Source records:
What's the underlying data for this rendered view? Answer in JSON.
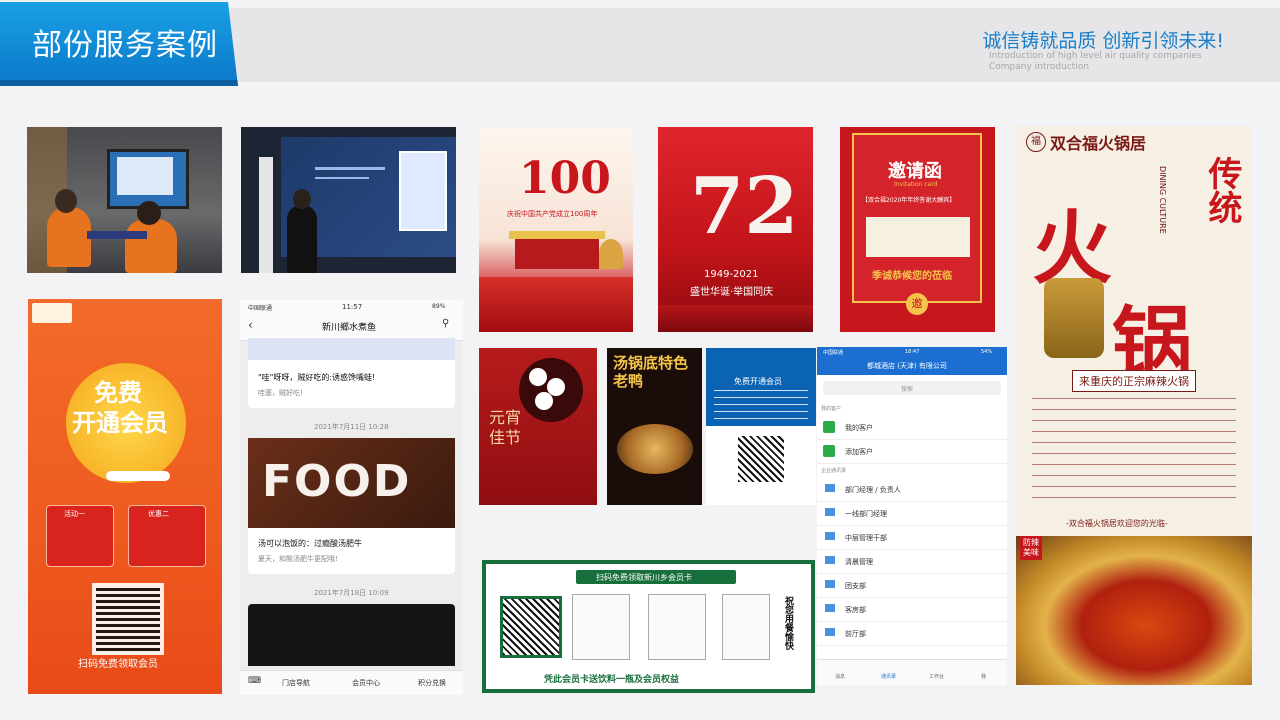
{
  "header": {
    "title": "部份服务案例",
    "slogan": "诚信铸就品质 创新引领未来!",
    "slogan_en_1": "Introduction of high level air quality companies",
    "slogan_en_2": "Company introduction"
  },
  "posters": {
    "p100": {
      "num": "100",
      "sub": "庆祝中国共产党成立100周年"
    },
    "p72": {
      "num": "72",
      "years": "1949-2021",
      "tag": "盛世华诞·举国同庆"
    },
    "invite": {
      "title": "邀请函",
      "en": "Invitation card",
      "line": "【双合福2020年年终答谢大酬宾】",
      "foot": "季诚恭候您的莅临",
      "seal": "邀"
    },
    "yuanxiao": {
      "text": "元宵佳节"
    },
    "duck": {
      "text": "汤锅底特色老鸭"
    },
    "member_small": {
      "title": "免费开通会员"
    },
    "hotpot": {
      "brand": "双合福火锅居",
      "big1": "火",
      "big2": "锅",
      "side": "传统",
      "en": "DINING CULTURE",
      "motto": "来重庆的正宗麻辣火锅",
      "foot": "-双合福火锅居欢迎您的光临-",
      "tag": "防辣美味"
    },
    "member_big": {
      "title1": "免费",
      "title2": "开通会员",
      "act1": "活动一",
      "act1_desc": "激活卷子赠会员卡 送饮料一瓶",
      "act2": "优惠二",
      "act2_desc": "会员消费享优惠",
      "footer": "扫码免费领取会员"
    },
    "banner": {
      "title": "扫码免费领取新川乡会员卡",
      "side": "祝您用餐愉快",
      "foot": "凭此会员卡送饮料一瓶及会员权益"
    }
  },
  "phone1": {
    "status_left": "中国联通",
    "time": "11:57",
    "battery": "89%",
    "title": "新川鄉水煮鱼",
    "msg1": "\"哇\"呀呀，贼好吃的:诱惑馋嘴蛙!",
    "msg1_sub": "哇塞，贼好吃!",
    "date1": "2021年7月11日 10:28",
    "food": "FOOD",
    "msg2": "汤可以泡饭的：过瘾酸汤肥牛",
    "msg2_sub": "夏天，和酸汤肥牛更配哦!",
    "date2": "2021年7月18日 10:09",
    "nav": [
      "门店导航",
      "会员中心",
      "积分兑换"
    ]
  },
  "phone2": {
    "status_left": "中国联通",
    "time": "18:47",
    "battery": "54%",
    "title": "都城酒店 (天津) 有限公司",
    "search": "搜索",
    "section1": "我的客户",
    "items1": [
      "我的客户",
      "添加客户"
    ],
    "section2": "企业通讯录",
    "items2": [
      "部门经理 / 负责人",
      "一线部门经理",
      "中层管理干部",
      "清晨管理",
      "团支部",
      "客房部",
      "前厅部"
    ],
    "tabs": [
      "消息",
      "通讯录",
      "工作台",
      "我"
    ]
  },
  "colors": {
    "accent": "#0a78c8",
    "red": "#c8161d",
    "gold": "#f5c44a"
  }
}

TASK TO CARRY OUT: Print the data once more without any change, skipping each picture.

FINISHED TASK:
What's the underlying data for this rendered view? Answer in JSON.
{
  "header": {
    "title": "部份服务案例",
    "slogan": "诚信铸就品质 创新引领未来!",
    "slogan_en_1": "Introduction of high level air quality companies",
    "slogan_en_2": "Company introduction"
  },
  "posters": {
    "p100": {
      "num": "100",
      "sub": "庆祝中国共产党成立100周年"
    },
    "p72": {
      "num": "72",
      "years": "1949-2021",
      "tag": "盛世华诞·举国同庆"
    },
    "invite": {
      "title": "邀请函",
      "en": "Invitation card",
      "line": "【双合福2020年年终答谢大酬宾】",
      "foot": "季诚恭候您的莅临",
      "seal": "邀"
    },
    "yuanxiao": {
      "text": "元宵佳节"
    },
    "duck": {
      "text": "汤锅底特色老鸭"
    },
    "member_small": {
      "title": "免费开通会员"
    },
    "hotpot": {
      "brand": "双合福火锅居",
      "big1": "火",
      "big2": "锅",
      "side": "传统",
      "en": "DINING CULTURE",
      "motto": "来重庆的正宗麻辣火锅",
      "foot": "-双合福火锅居欢迎您的光临-",
      "tag": "防辣美味"
    },
    "member_big": {
      "title1": "免费",
      "title2": "开通会员",
      "act1": "活动一",
      "act1_desc": "激活卷子赠会员卡 送饮料一瓶",
      "act2": "优惠二",
      "act2_desc": "会员消费享优惠",
      "footer": "扫码免费领取会员"
    },
    "banner": {
      "title": "扫码免费领取新川乡会员卡",
      "side": "祝您用餐愉快",
      "foot": "凭此会员卡送饮料一瓶及会员权益"
    }
  },
  "phone1": {
    "status_left": "中国联通",
    "time": "11:57",
    "battery": "89%",
    "title": "新川鄉水煮鱼",
    "msg1": "\"哇\"呀呀，贼好吃的:诱惑馋嘴蛙!",
    "msg1_sub": "哇塞，贼好吃!",
    "date1": "2021年7月11日 10:28",
    "food": "FOOD",
    "msg2": "汤可以泡饭的：过瘾酸汤肥牛",
    "msg2_sub": "夏天，和酸汤肥牛更配哦!",
    "date2": "2021年7月18日 10:09",
    "nav": [
      "门店导航",
      "会员中心",
      "积分兑换"
    ]
  },
  "phone2": {
    "status_left": "中国联通",
    "time": "18:47",
    "battery": "54%",
    "title": "都城酒店 (天津) 有限公司",
    "search": "搜索",
    "section1": "我的客户",
    "items1": [
      "我的客户",
      "添加客户"
    ],
    "section2": "企业通讯录",
    "items2": [
      "部门经理 / 负责人",
      "一线部门经理",
      "中层管理干部",
      "清晨管理",
      "团支部",
      "客房部",
      "前厅部"
    ],
    "tabs": [
      "消息",
      "通讯录",
      "工作台",
      "我"
    ]
  },
  "colors": {
    "accent": "#0a78c8",
    "red": "#c8161d",
    "gold": "#f5c44a"
  }
}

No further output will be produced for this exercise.